After offering thanks for Timothy and challenging his son in the faith not to be ashamed, Paul shared a reminder of his teaching. The Bible has great respect for ears. The theology of “hearing” matters. Hearing, in Scripture, means to heed and obey. The word heard in 1:13 and 2:2 reminds one of the call to worship for Israel (Deuteronomy 6:4).
Timothy heard a pattern of sound (healthy) teaching. The content of that teaching would be in the substance of the Pastoral Epistles and the rest of the New Testament. What Timothy heard he was to keep, and he was to keep it with the faith and love in Christ.
Timothy had been given a deposit (the gift within the gospel). His job was to guard it (as in a sentry guarding a prison cell) with the help of the Holy Spirit. The job of an elder is threefold: feed, lead, and guard. Why was this important? Because people like Phygelus and Hermongenes are always on the loose (2 Timothy 1:15-18).
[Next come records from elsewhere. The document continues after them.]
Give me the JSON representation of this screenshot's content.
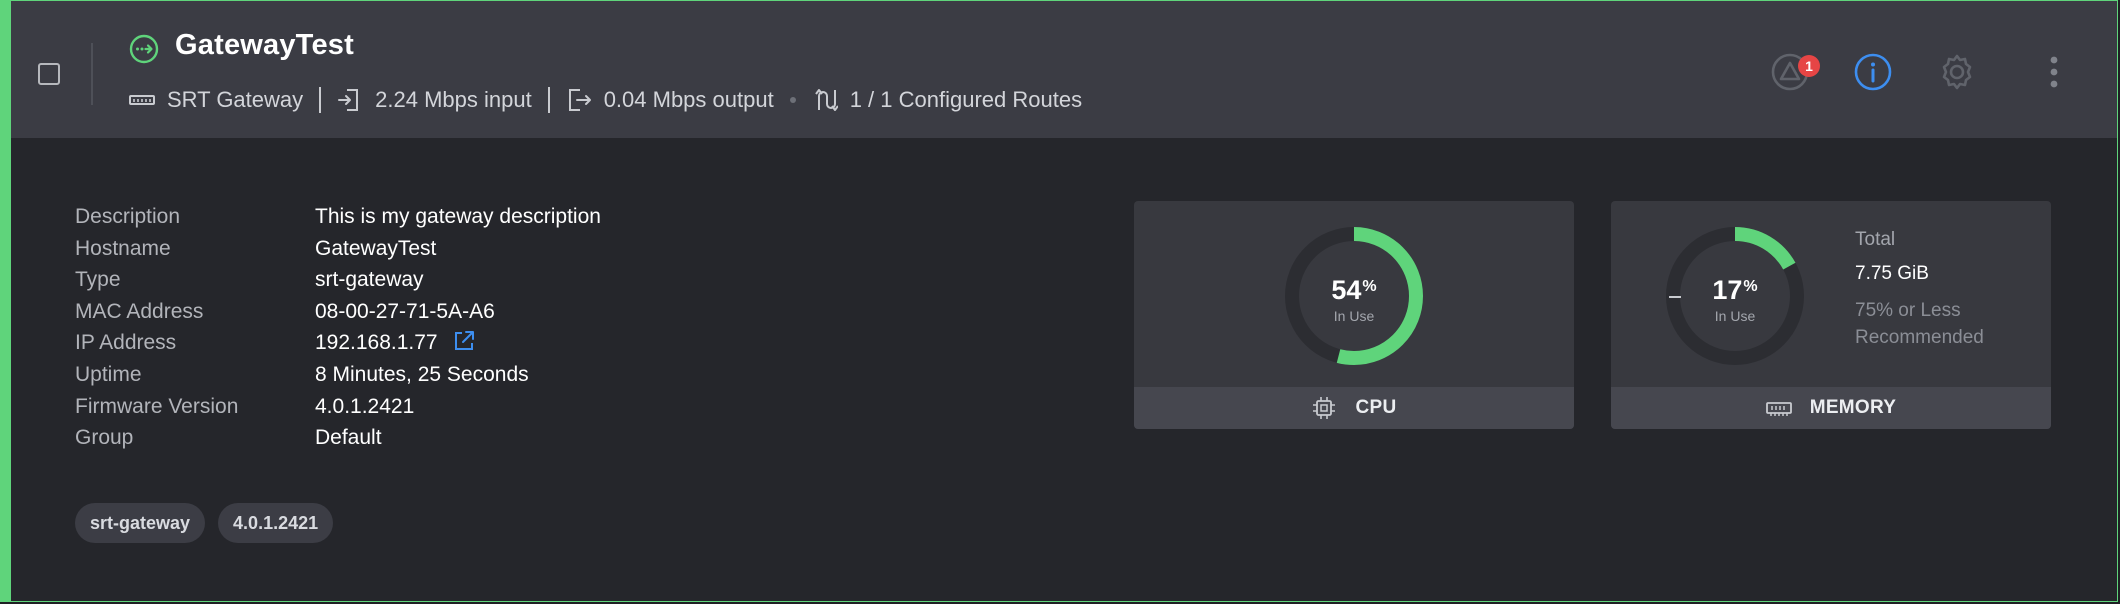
{
  "header": {
    "title": "GatewayTest",
    "type_label": "SRT Gateway",
    "input_label": "2.24 Mbps input",
    "output_label": "0.04 Mbps output",
    "routes_label": "1 / 1 Configured Routes",
    "alerts_count": "1",
    "icons": [
      "gateway-icon",
      "device-icon",
      "input-icon",
      "output-icon",
      "routes-icon",
      "alert-icon",
      "info-icon",
      "gear-icon",
      "more-vertical-icon"
    ]
  },
  "details": [
    {
      "key": "Description",
      "value": "This is my gateway description"
    },
    {
      "key": "Hostname",
      "value": "GatewayTest"
    },
    {
      "key": "Type",
      "value": "srt-gateway"
    },
    {
      "key": "MAC Address",
      "value": "08-00-27-71-5A-A6"
    },
    {
      "key": "IP Address",
      "value": "192.168.1.77"
    },
    {
      "key": "Uptime",
      "value": "8 Minutes, 25 Seconds"
    },
    {
      "key": "Firmware Version",
      "value": "4.0.1.2421"
    },
    {
      "key": "Group",
      "value": "Default"
    }
  ],
  "tags": [
    "srt-gateway",
    "4.0.1.2421"
  ],
  "cpu": {
    "percent": 54,
    "percent_text": "54",
    "percent_sign": "%",
    "sub": "In Use",
    "label": "CPU"
  },
  "memory": {
    "percent": 17,
    "percent_text": "17",
    "percent_sign": "%",
    "sub": "In Use",
    "label": "MEMORY",
    "total_label": "Total",
    "total_value": "7.75 GiB",
    "recommend_line1": "75% or Less",
    "recommend_line2": "Recommended"
  },
  "colors": {
    "accent_green": "#5fd47b",
    "info_blue": "#3d8ef0",
    "alert_red": "#e64545",
    "header_bg": "#3b3c44",
    "body_bg": "#25262b"
  }
}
Timothy heard the very words of his mentor in Christ. Paul called Timothy to be strong (vigorous like Samson and Hezekiah in the Old Testament; also used in Ephesians 6:10) and entrust to (place before) reliable (faithful) people who will be qualified (sufficient) to teach others. Wilford Lown said, “This verse [2 Timothy 2:2] was Paul’s great commission.”
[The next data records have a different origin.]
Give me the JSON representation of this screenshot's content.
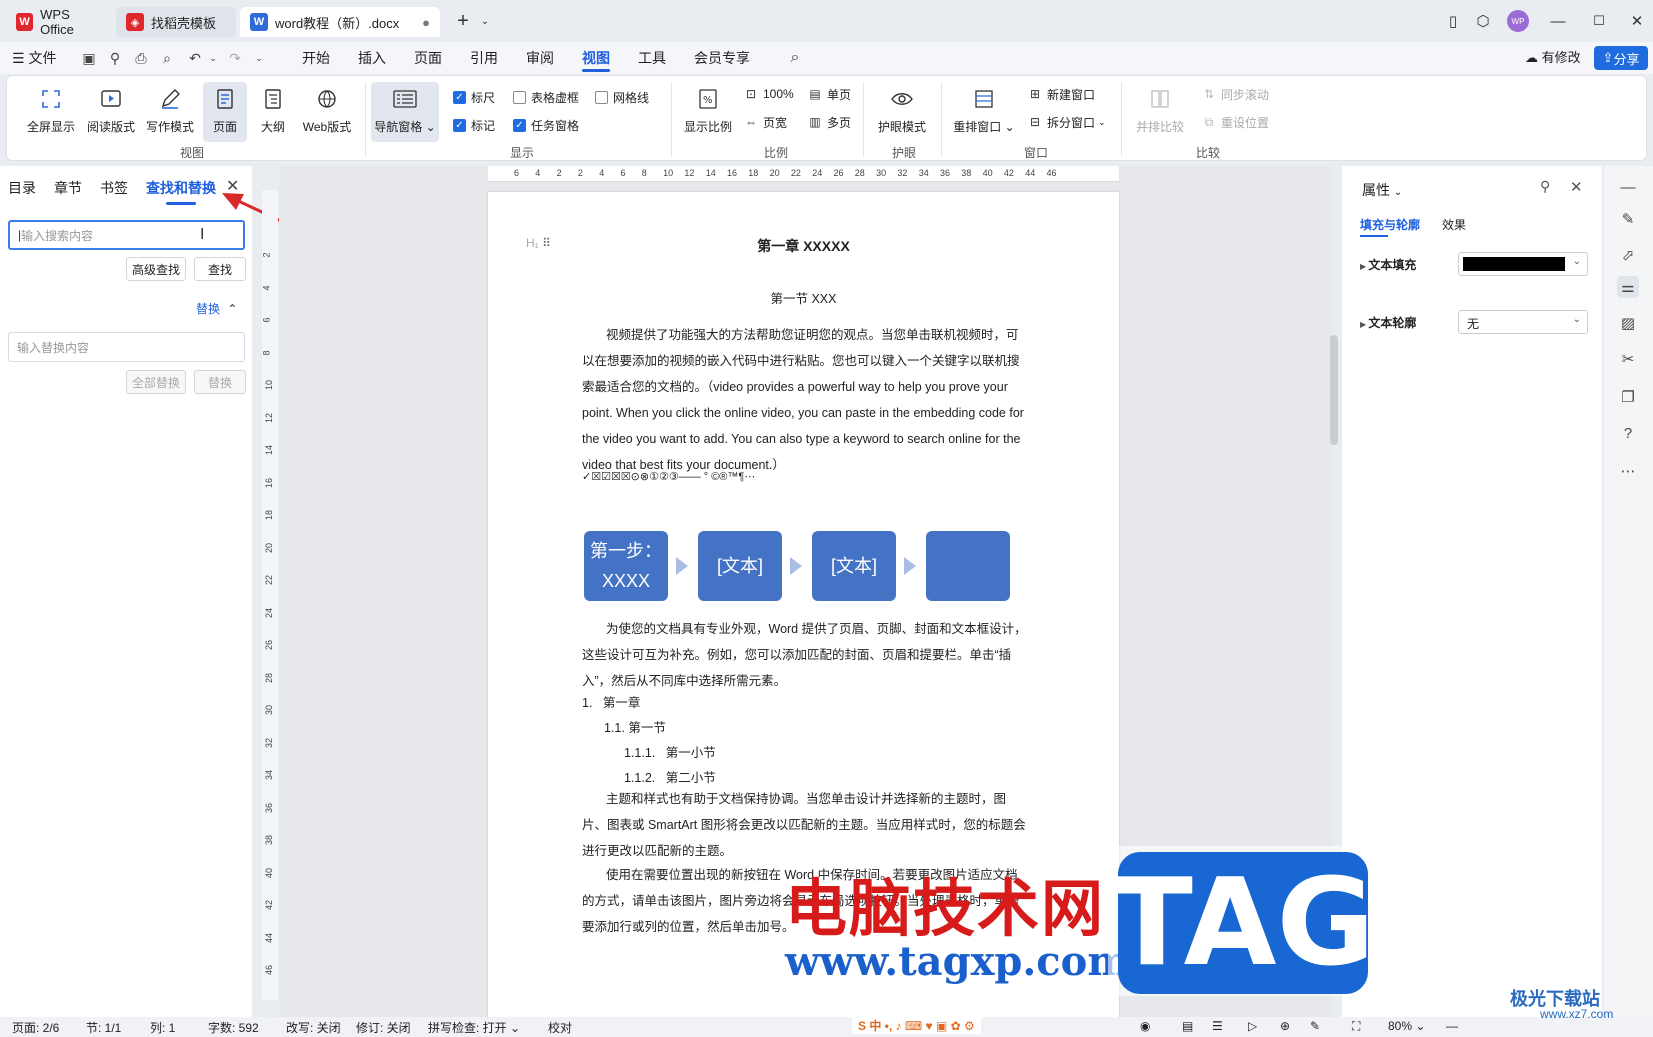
{
  "titlebar": {
    "tabs": [
      {
        "label": "WPS Office",
        "icon": "wps-logo-icon",
        "color": "#e0272d"
      },
      {
        "label": "找稻壳模板",
        "icon": "daoke-icon",
        "color": "#e0272d"
      },
      {
        "label": "word教程（新）.docx",
        "icon": "word-doc-icon",
        "color": "#2f6ad9"
      }
    ],
    "add_tab": "+",
    "avatar": "WP"
  },
  "menubar": {
    "file": "文件",
    "items": [
      "开始",
      "插入",
      "页面",
      "引用",
      "审阅",
      "视图",
      "工具",
      "会员专享"
    ],
    "active": "视图",
    "has_changes": "有修改",
    "share": "分享"
  },
  "ribbon": {
    "view_group": {
      "buttons": [
        "全屏显示",
        "阅读版式",
        "写作模式",
        "页面",
        "大纲",
        "Web版式"
      ],
      "label": "视图"
    },
    "show_group": {
      "nav_pane": "导航窗格",
      "checks": [
        {
          "label": "标尺",
          "checked": true
        },
        {
          "label": "表格虚框",
          "checked": false
        },
        {
          "label": "网格线",
          "checked": false
        },
        {
          "label": "标记",
          "checked": true
        },
        {
          "label": "任务窗格",
          "checked": true
        }
      ],
      "label": "显示"
    },
    "zoom_group": {
      "zoom": "显示比例",
      "hundred": "100%",
      "page_width": "页宽",
      "single": "单页",
      "multi": "多页",
      "label": "比例"
    },
    "eye_group": {
      "eye_mode": "护眼模式",
      "label": "护眼"
    },
    "window_group": {
      "rearrange": "重排窗口",
      "new_window": "新建窗口",
      "split": "拆分窗口",
      "label": "窗口"
    },
    "compare_group": {
      "side_by_side": "并排比较",
      "sync_scroll": "同步滚动",
      "reset_pos": "重设位置",
      "label": "比较"
    }
  },
  "leftpanel": {
    "tabs": [
      "目录",
      "章节",
      "书签",
      "查找和替换"
    ],
    "active_tab": "查找和替换",
    "search_placeholder": "输入搜索内容",
    "advanced_find": "高级查找",
    "find": "查找",
    "replace_toggle": "替换",
    "replace_placeholder": "输入替换内容",
    "replace_all": "全部替换",
    "replace": "替换"
  },
  "hruler_ticks": [
    "6",
    "4",
    "2",
    "2",
    "4",
    "6",
    "8",
    "10",
    "12",
    "14",
    "16",
    "18",
    "20",
    "22",
    "24",
    "26",
    "28",
    "30",
    "32",
    "34",
    "36",
    "38",
    "40",
    "42",
    "44",
    "46"
  ],
  "vruler_ticks": [
    "2",
    "4",
    "6",
    "8",
    "10",
    "12",
    "14",
    "16",
    "18",
    "20",
    "22",
    "24",
    "26",
    "28",
    "30",
    "32",
    "34",
    "36",
    "38",
    "40",
    "42",
    "44",
    "46"
  ],
  "document": {
    "heading_marker": "H₁",
    "title": "第一章  XXXXX",
    "subtitle": "第一节 XXX",
    "para1": "视频提供了功能强大的方法帮助您证明您的观点。当您单击联机视频时，可以在想要添加的视频的嵌入代码中进行粘贴。您也可以键入一个关键字以联机搜索最适合您的文档的。（video provides a powerful way to help you prove your point. When you click the online video, you can paste in the embedding code for the video you want to add. You can also type a keyword to search online for the video that best fits your document.）",
    "symbols": "✓☒☑☒☒⊙⊗①②③——    °   ©®™¶⋯",
    "flow": [
      "第一步：XXXX",
      "[文本]",
      "[文本]",
      ""
    ],
    "para2": "为使您的文档具有专业外观，Word 提供了页眉、页脚、封面和文本框设计，这些设计可互为补充。例如，您可以添加匹配的封面、页眉和提要栏。单击“插入”，然后从不同库中选择所需元素。",
    "list": [
      {
        "num": "1.",
        "text": "第一章"
      },
      {
        "num": "1.1.",
        "text": "第一节"
      },
      {
        "num": "1.1.1.",
        "text": "第一小节"
      },
      {
        "num": "1.1.2.",
        "text": "第二小节"
      }
    ],
    "para3": "主题和样式也有助于文档保持协调。当您单击设计并选择新的主题时，图片、图表或 SmartArt 图形将会更改以匹配新的主题。当应用样式时，您的标题会进行更改以匹配新的主题。",
    "para4": "使用在需要位置出现的新按钮在 Word 中保存时间。若要更改图片适应文档的方式，请单击该图片，图片旁边将会显示布局选项按钮。当处理表格时，单击要添加行或列的位置，然后单击加号。"
  },
  "rightpanel": {
    "title": "属性",
    "tabs": [
      "填充与轮廓",
      "效果"
    ],
    "active_tab": "填充与轮廓",
    "text_fill": "文本填充",
    "text_fill_color": "#000000",
    "text_outline": "文本轮廓",
    "text_outline_value": "无"
  },
  "statusbar": {
    "page": "页面: 2/6",
    "section": "节: 1/1",
    "column": "列: 1",
    "words": "字数: 592",
    "revise": "改写: 关闭",
    "track": "修订: 关闭",
    "spell": "拼写检查: 打开",
    "proof": "校对",
    "zoom": "80%"
  },
  "watermark": {
    "site_name": "电脑技术网",
    "site_url": "www.tagxp.com",
    "tag": "TAG",
    "xz_name": "极光下载站",
    "xz_url": "www.xz7.com"
  }
}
Whom Timothy Followed
2 Timothy 3:10-15a
Timothy stood in contrast to the people described in 2 Timothy 3:1-9. (In fact, Paul often used the phrase, “But you . . .” when he wanted to show this contrast; e.g., 3:10, 14.) Timothy did not follow the ways of the world described in the previous vice list. He followed (knew all about) two profound influences in his life. One influence was Paul himself. Paul reminded Timothy of his words and deeds, five of his virtues, and his trials. Timothy could never say, “I never knew ministry would be this tough.” He had witnessed too many persecutions and sufferings not to understand the significance of the statement, “Through many tribulations we must enter the kingdom of God” (Acts 14:22, New American Standard Bible; cf. Acts 13:50-51; 14:5-6, 21-22). Paul had endured these, and the Lord rescued him from them.
Verses 12-13 could have been enclosed in parentheses. Essentially, Timothy and all others who want to live a godly life in Christ Jesus will experience persecution. That’s because of evildoers (evil people) and imposters (a pharmaceutical term meaning to enchant with drugs). These people go from bad to worse. They deceive others and are being deceived themselves.
The second profound influence on Timothy’s life was a maternal influence (1:5). Paul told Timothy to continue (remain) in what he had learned. While much of that came from Paul, it also came—during Timothy’s infancy—from his mother and grandmother. It is never too early to begin training a preacher, and many a preacher has been trained first on his mother’s knee.
What Timothy Knew
2 Timothy 3:15b-17
Timothy’s knowledge of Scripture is truly what made him a good successor of Paul. Two expressions are used to describe “written revelation.” Holy Scriptures are “sacred writings” (sacred grammar). These can make one wise for salvation. Scripture (3:16) is where we get our English word graphics. It refers to something written down. Clearly these are references to the text of the Bible. They certainly refer to the Old Testament but, due to the use of all, could also refer to the parts of the New Testament that had been written by this time
Scripture finds its origin in God (God-breathed), and it is useful (profitable or advantageous) for building us up and tearing us up (Jeremiah 1:10). The result of this usefulness is so that the servant (man) of God may be thoroughly equipped (set straight) for the work of the church in the world. Who will succeed you?
Lesson study ©2019, Christian Standard Media. Print and digital subscribers are permitted to make one print copy per week of lesson material for personal use. Lesson based on the scope and sequence, ©2019 by Christian Standard Media. Scripture quotations are from the New International Version, ©2011, unless otherwise indicated.